The people closest to the addicted person will notice it first. Relationships will be strained and work performance will suffer. It is often the affected person who recognizes the problem last, and may even deny the problem until it’s too late.

Since the addicted athlete will be the last person to acknowledge or accept the problem, it’ll be useful for family and friends to recognize the red flags when they see the person’s personal, social, and work life suffering. This condition is more common in men than in women, says Chertok, especially those who are obsessed with control, discipline, and highly-structured programs. The social approval that they initially get provides reinforcement, too. People are quick to appreciate a well-disciplined athlete.

Having a psychological coach or a mental health adviser helps athletes from “losing it.” The psychological coach sees the bigger picture of the whole person from one step back, which cannot be said of an athlete working on his own or solely with a strength-training coach.

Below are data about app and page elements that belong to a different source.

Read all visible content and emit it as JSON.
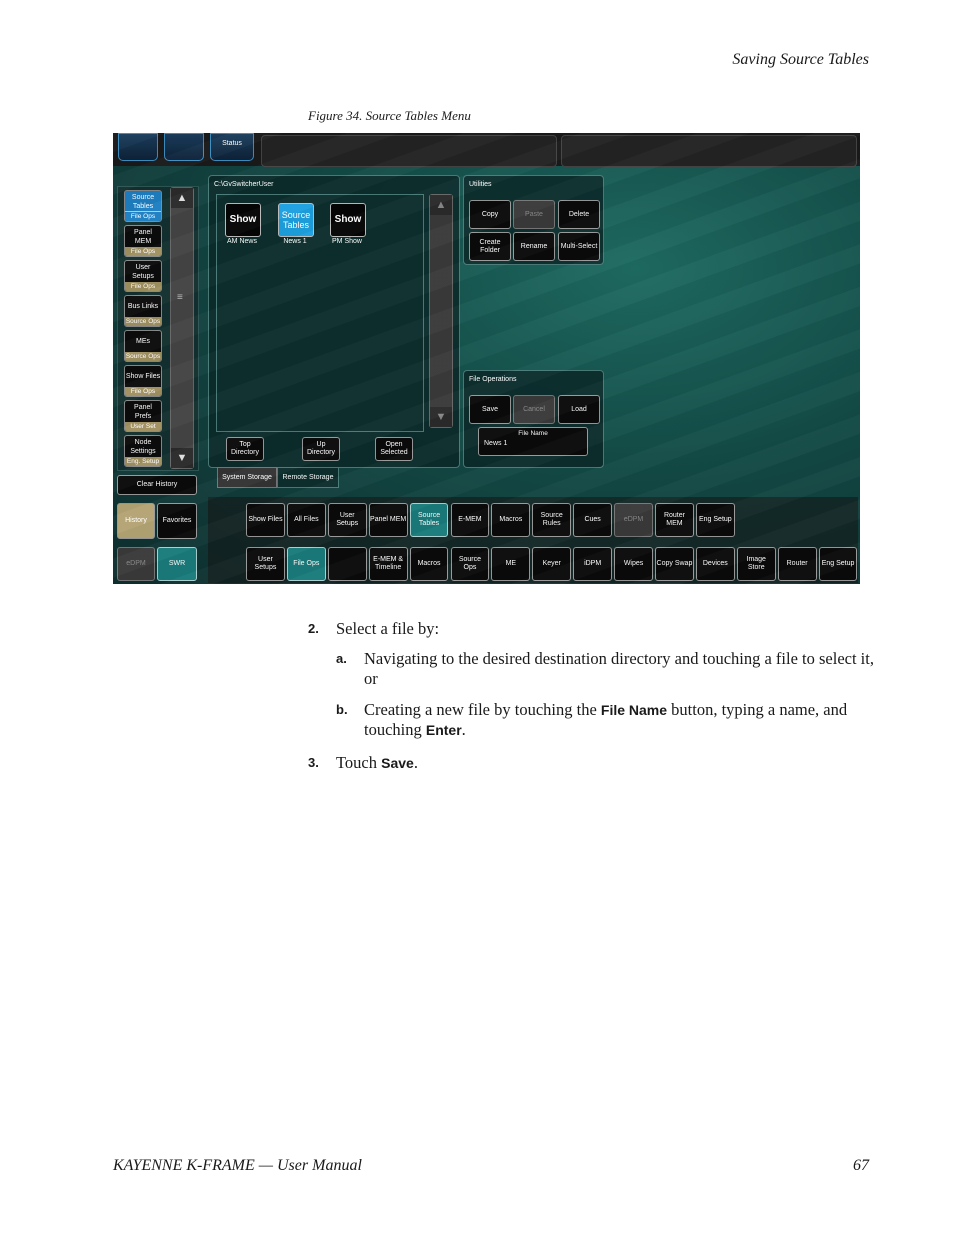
{
  "header": {
    "section_title": "Saving Source Tables"
  },
  "figure": {
    "caption": "Figure 34.  Source Tables Menu"
  },
  "screen": {
    "top": {
      "status_label": "Status"
    },
    "sidebar": {
      "items": [
        {
          "label": "Source Tables",
          "tag": "File Ops"
        },
        {
          "label": "Panel MEM",
          "tag": "File Ops"
        },
        {
          "label": "User Setups",
          "tag": "File Ops"
        },
        {
          "label": "Bus Links",
          "tag": "Source Ops"
        },
        {
          "label": "MEs",
          "tag": "Source Ops"
        },
        {
          "label": "Show Files",
          "tag": "File Ops"
        },
        {
          "label": "Panel Prefs",
          "tag": "User Set"
        },
        {
          "label": "Node Settings",
          "tag": "Eng. Setup"
        }
      ],
      "clear_history": "Clear History",
      "history": "History",
      "favorites": "Favorites",
      "edpm": "eDPM",
      "swr": "SWR"
    },
    "browser": {
      "path": "C:\\GvSwitcherUser",
      "files": [
        {
          "icon": "Show",
          "name": "AM News"
        },
        {
          "icon": "Source Tables",
          "name": "News 1"
        },
        {
          "icon": "Show",
          "name": "PM Show"
        }
      ],
      "top_directory": "Top Directory",
      "up_directory": "Up Directory",
      "open_selected": "Open Selected",
      "storage_tabs": [
        "System Storage",
        "Remote Storage"
      ]
    },
    "utilities": {
      "title": "Utilities",
      "buttons": [
        "Copy",
        "Paste",
        "Delete",
        "Create Folder",
        "Rename",
        "Multi-Select"
      ]
    },
    "file_operations": {
      "title": "File Operations",
      "buttons": [
        "Save",
        "Cancel",
        "Load"
      ],
      "file_name_label": "File Name",
      "file_name_value": "News 1"
    },
    "menu_row1": [
      "Show Files",
      "All Files",
      "User Setups",
      "Panel MEM",
      "Source Tables",
      "E-MEM",
      "Macros",
      "Source Rules",
      "Cues",
      "eDPM",
      "Router MEM",
      "Eng Setup"
    ],
    "menu_row2": [
      "User Setups",
      "File Ops",
      "",
      "E-MEM & Timeline",
      "Macros",
      "Source Ops",
      "ME",
      "Keyer",
      "iDPM",
      "Wipes",
      "Copy Swap",
      "Devices",
      "Image Store",
      "Router",
      "Eng Setup"
    ]
  },
  "steps": {
    "s2_num": "2.",
    "s2_text": "Select a file by:",
    "a_num": "a.",
    "a_text": "Navigating to the desired destination directory and touching a file to select it, or",
    "b_num": "b.",
    "b_pre": "Creating a new file by touching the ",
    "b_kw1": "File Name",
    "b_mid": " button, typing a name, and touching ",
    "b_kw2": "Enter",
    "b_end": ".",
    "s3_num": "3.",
    "s3_pre": "Touch ",
    "s3_kw": "Save",
    "s3_end": "."
  },
  "footer": {
    "manual": "KAYENNE K-FRAME  —  User Manual",
    "page": "67"
  }
}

A mental health adviser provides the necessary support system to coach the athlete on how to keep the balance between sports and the other facets of life.